  2. Remove wall power from the UPS
  3. Observe that your Linux box powers down, in short order
  4. Plug the UPS back into the wall
  5. Power on your Linux box
  6. Change Template:Codeline from Template:Codeline back to Template:Codeline in the Template:Filename file

Congratulations!

Now all that's left to do is add the "apcupsd" daemon to the Template:Codeline list in Template:Filename.

Hibernating instead of shutting down

You can make your system hibernate instead of shutting down. First, make sure the system hibernates cleanly. To set up hibernation, look here.

Create the hibernate script

Create this in Template:Filename as root:

#!/bin/bash
# Hibernate the system - designed to be called via symlink from /etc/apcupsd
# directory in case of apcupsd initiating a shutdown/reboot.  Can also be used
# interactively or from any script to cause a hibernate.

# Do the hibernate
/usr/sbin/pm-hibernate
# At this point system should be hibernated - when it comes back, we resume this script here
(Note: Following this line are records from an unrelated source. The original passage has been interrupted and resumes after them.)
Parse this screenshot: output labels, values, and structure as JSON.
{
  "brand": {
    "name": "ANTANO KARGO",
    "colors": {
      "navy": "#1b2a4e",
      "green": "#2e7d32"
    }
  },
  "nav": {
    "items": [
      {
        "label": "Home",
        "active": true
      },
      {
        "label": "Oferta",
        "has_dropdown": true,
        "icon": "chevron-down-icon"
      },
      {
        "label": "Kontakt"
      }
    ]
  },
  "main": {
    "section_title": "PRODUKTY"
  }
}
# On resume, tell controlling script (/etc/apcupsd/apccontrol) NOT to continue with default action (i.e. shutdown).
exit 99

Make it executable by running

$ sudo chmod +x /usr/local/bin/hibernate

Link the hibernate script for apcupsd to use it

Create symbolic links from the /etc/apcupsd directory to the script – the result is the apcupd's apccontrol script, in this directory, will call the hibernate script instead of doing the default shutdown action for these operations.

$ cd /etc/apcupsd
$ sudo ln -s /usr/local/bin/hibernate doreboot
$ sudo ln -s /usr/local/bin/hibernate doshutdown
$ sudo ln -s /usr/local/bin/hibernate emergency
$ sudo ln -s /usr/local/bin/hibernate remotedown
$ sudo ln -s /usr/local/bin/hibernate restartme

Now you can test your setup.

External Resources